The fourth quarter of 2017 saw 1,200 buy-to-let mortgage holders with arrears of more than 10% – an increase by a fifth compared to the same quarter in 2016.
The number of buy-to-let mortgage holders with arrears of 2.5% increased by 2% to 5,100 from 2016 to 2017. Persistent arrears can lead to repossessions, which were particularly prevalent in London where, during 2017, warrants for mortgage repossessions increased by 9%.
Further Look Into Mortgage Arrears
Many landlords are struggling with mortgage repayments in part due tough government regulation on the private rental sector. They argue that legislation put in place to protect tenants often does so at the landlord’s expense. For example, evicting tenants who fail to pay rent can take up to ten months, during which time the landlord has to make mortgage payments without the monthly income from rent.
The revenue shortage puts landlords in a difficult position, often leading to mortgage arrears.
Buy-to-let mortgage are often interest only, meaning that the monthly payments consist just of the interest accrued on the initial mortgage amount, with the amount borrowed becoming due at the end of the mortgage term.
Landlords often take out interest-only loans with plans to pay for the underlying capital by selling the property at the end of the tern. Unfortunately, for some landlords, the value of the property is not enough to pay off the remaining capital. Regulatory changes have presented some challenges for others, who planned to fund the final pay off by putting away money each month. Key changes including reductions in allowable tax deductions make it difficult for landlords to put money aside for monthly payments.
What are the Implications of Mortgage Arrears for Landlords?
Figures from UK Finance showed that over 600 buy-to-let properties were repossessed by banks last year, with forecasts indicating that this number is set to rise.
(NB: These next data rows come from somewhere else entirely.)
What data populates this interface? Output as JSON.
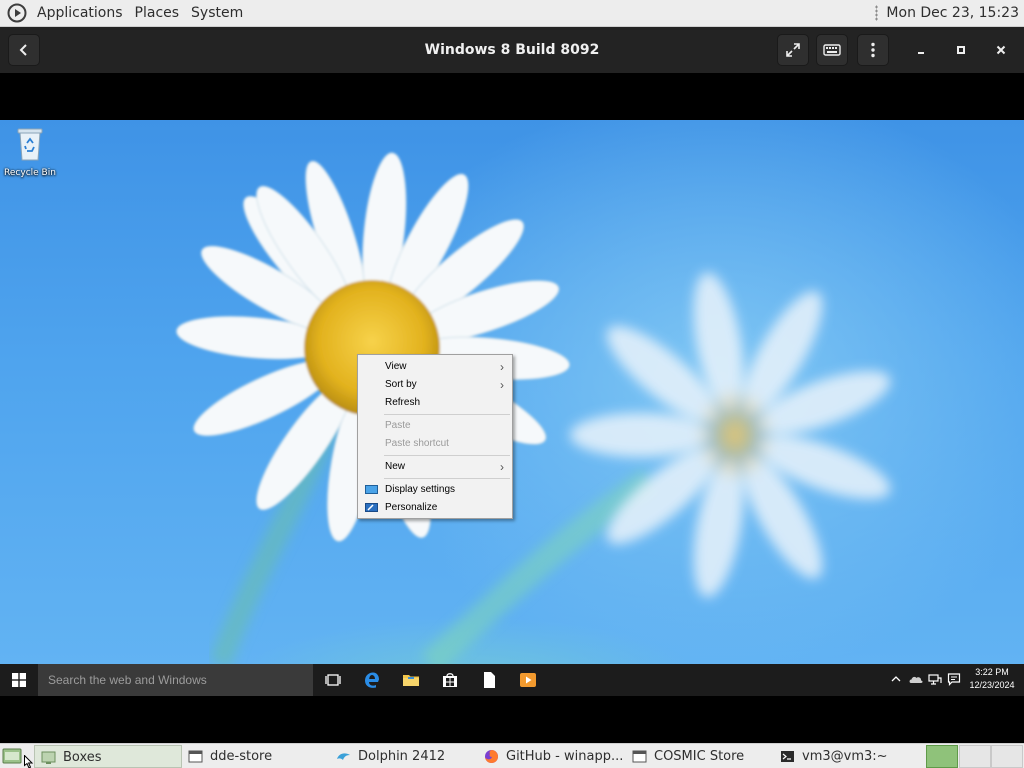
{
  "top_panel": {
    "menus": [
      "Applications",
      "Places",
      "System"
    ],
    "clock": "Mon Dec 23, 15:23"
  },
  "header": {
    "title": "Windows 8 Build 8092",
    "buttons": [
      "back-icon",
      "fullscreen-icon",
      "keyboard-icon",
      "kebab-menu-icon",
      "minimize-icon",
      "maximize-icon",
      "close-icon"
    ]
  },
  "desktop": {
    "icons": [
      {
        "label": "Recycle Bin",
        "icon": "recycle-bin-icon"
      }
    ]
  },
  "context_menu": {
    "items": [
      {
        "label": "View",
        "submenu": true,
        "enabled": true
      },
      {
        "label": "Sort by",
        "submenu": true,
        "enabled": true
      },
      {
        "label": "Refresh",
        "submenu": false,
        "enabled": true
      },
      {
        "label": "Paste",
        "submenu": false,
        "enabled": false
      },
      {
        "label": "Paste shortcut",
        "submenu": false,
        "enabled": false
      },
      {
        "label": "New",
        "submenu": true,
        "enabled": true
      },
      {
        "label": "Display settings",
        "submenu": false,
        "enabled": true,
        "icon": "display-icon"
      },
      {
        "label": "Personalize",
        "submenu": false,
        "enabled": true,
        "icon": "personalize-icon"
      }
    ]
  },
  "win_taskbar": {
    "search_placeholder": "Search the web and Windows",
    "pinned": [
      "task-view-icon",
      "edge-icon",
      "file-explorer-icon",
      "store-icon",
      "document-icon",
      "media-player-icon"
    ],
    "tray": [
      "chevron-up-icon",
      "onedrive-icon",
      "network-icon",
      "notification-icon"
    ],
    "time": "3:22 PM",
    "date": "12/23/2024"
  },
  "bottom_panel": {
    "tasks": [
      {
        "label": "Boxes",
        "icon": "boxes-icon",
        "active": true
      },
      {
        "label": "dde-store",
        "icon": "window-icon",
        "active": false
      },
      {
        "label": "Dolphin 2412",
        "icon": "dolphin-icon",
        "active": false
      },
      {
        "label": "GitHub - winapp...",
        "icon": "firefox-icon",
        "active": false
      },
      {
        "label": "COSMIC Store",
        "icon": "window-icon",
        "active": false
      },
      {
        "label": "vm3@vm3:~",
        "icon": "terminal-icon",
        "active": false
      }
    ],
    "workspaces": 3,
    "current_workspace": 1
  },
  "colors": {
    "panel": "#ededed",
    "header": "#232323",
    "win_taskbar": "#1c1c1c",
    "sky": "#4fa4ee",
    "workspace_active": "#8fc27a"
  }
}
A tough financial situation will see more landlords leave the rental property market and there is a high chance, according to RICS, that this will lead to an increase in rents, particularly for properties in London. They argue that this makes something of a case for less cost-heavy regulations imposed on landlords.
What is to be done?
The government is taking some action to alleviate the burden placed on landlords. Royal House Courts will be established to deal with tenant-landlord problems. The courts will improve the landlord’s chances of evicting tenants who do not pay their rent within a reasonable time frame.
Grass Is Greener On the Other Side
While landlords are facing higher arrears, the situation is more positive for homeowners. The number of homeowners with mortgage arrears of 10% or more was at 24,700 during the fourth quarter of 2017. A one percent decrease compared to the fourth quarter of 2016. While home mortgages with 2.5% arrears were at 82,800, a 7% decrease compared to the same quarter in 2016.